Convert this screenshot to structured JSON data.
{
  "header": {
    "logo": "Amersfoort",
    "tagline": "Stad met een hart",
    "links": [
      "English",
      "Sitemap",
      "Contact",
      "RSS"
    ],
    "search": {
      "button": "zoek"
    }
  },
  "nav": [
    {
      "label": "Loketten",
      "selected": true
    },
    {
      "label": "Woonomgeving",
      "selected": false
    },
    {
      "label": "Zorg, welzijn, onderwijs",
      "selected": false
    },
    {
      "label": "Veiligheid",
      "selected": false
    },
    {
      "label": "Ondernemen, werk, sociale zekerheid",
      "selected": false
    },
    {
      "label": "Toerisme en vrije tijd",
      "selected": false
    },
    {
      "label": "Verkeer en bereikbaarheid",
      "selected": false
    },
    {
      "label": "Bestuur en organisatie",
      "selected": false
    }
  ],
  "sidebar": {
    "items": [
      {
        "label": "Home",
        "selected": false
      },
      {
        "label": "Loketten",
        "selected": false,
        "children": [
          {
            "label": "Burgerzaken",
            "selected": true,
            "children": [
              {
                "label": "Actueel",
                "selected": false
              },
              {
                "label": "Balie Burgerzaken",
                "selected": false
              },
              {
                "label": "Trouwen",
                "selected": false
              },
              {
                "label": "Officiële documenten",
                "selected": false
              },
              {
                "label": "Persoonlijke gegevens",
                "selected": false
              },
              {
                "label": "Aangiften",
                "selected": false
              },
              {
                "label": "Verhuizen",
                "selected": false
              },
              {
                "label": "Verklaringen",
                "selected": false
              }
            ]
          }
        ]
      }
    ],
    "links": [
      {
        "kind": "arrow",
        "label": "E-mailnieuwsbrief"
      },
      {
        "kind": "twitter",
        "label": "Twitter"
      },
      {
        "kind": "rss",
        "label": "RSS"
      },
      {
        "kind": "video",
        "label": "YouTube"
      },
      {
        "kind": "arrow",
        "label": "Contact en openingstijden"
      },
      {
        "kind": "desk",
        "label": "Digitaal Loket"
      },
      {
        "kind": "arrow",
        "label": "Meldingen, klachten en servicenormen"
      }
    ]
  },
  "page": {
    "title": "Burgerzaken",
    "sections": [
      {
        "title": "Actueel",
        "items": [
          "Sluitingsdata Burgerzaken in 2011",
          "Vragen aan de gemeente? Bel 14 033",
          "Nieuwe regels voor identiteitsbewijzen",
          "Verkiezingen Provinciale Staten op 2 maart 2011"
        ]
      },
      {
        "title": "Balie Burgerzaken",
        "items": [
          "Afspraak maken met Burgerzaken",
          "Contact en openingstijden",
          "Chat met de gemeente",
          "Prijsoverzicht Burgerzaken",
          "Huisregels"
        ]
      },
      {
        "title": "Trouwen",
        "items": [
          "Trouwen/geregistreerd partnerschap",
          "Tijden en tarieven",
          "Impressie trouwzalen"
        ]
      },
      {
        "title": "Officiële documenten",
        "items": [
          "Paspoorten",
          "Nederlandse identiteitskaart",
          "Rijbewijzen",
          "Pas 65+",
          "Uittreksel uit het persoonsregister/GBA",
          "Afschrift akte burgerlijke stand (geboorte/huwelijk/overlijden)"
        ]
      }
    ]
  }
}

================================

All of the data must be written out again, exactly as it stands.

Convert this screenshot to structured JSON data.
{
  "header": {
    "logo": "Amersfoort",
    "tagline": "Stad met een hart",
    "links": [
      "English",
      "Sitemap",
      "Contact",
      "RSS"
    ],
    "search": {
      "button": "zoek"
    }
  },
  "nav": [
    {
      "label": "Loketten",
      "selected": true
    },
    {
      "label": "Woonomgeving",
      "selected": false
    },
    {
      "label": "Zorg, welzijn, onderwijs",
      "selected": false
    },
    {
      "label": "Veiligheid",
      "selected": false
    },
    {
      "label": "Ondernemen, werk, sociale zekerheid",
      "selected": false
    },
    {
      "label": "Toerisme en vrije tijd",
      "selected": false
    },
    {
      "label": "Verkeer en bereikbaarheid",
      "selected": false
    },
    {
      "label": "Bestuur en organisatie",
      "selected": false
    }
  ],
  "sidebar": {
    "items": [
      {
        "label": "Home",
        "selected": false
      },
      {
        "label": "Loketten",
        "selected": false,
        "children": [
          {
            "label": "Burgerzaken",
            "selected": true,
            "children": [
              {
                "label": "Actueel",
                "selected": false
              },
              {
                "label": "Balie Burgerzaken",
                "selected": false
              },
              {
                "label": "Trouwen",
                "selected": false
              },
              {
                "label": "Officiële documenten",
                "selected": false
              },
              {
                "label": "Persoonlijke gegevens",
                "selected": false
              },
              {
                "label": "Aangiften",
                "selected": false
              },
              {
                "label": "Verhuizen",
                "selected": false
              },
              {
                "label": "Verklaringen",
                "selected": false
              }
            ]
          }
        ]
      }
    ],
    "links": [
      {
        "kind": "arrow",
        "label": "E-mailnieuwsbrief"
      },
      {
        "kind": "twitter",
        "label": "Twitter"
      },
      {
        "kind": "rss",
        "label": "RSS"
      },
      {
        "kind": "video",
        "label": "YouTube"
      },
      {
        "kind": "arrow",
        "label": "Contact en openingstijden"
      },
      {
        "kind": "desk",
        "label": "Digitaal Loket"
      },
      {
        "kind": "arrow",
        "label": "Meldingen, klachten en servicenormen"
      }
    ]
  },
  "page": {
    "title": "Burgerzaken",
    "sections": [
      {
        "title": "Actueel",
        "items": [
          "Sluitingsdata Burgerzaken in 2011",
          "Vragen aan de gemeente? Bel 14 033",
          "Nieuwe regels voor identiteitsbewijzen",
          "Verkiezingen Provinciale Staten op 2 maart 2011"
        ]
      },
      {
        "title": "Balie Burgerzaken",
        "items": [
          "Afspraak maken met Burgerzaken",
          "Contact en openingstijden",
          "Chat met de gemeente",
          "Prijsoverzicht Burgerzaken",
          "Huisregels"
        ]
      },
      {
        "title": "Trouwen",
        "items": [
          "Trouwen/geregistreerd partnerschap",
          "Tijden en tarieven",
          "Impressie trouwzalen"
        ]
      },
      {
        "title": "Officiële documenten",
        "items": [
          "Paspoorten",
          "Nederlandse identiteitskaart",
          "Rijbewijzen",
          "Pas 65+",
          "Uittreksel uit het persoonsregister/GBA",
          "Afschrift akte burgerlijke stand (geboorte/huwelijk/overlijden)"
        ]
      }
    ]
  }
}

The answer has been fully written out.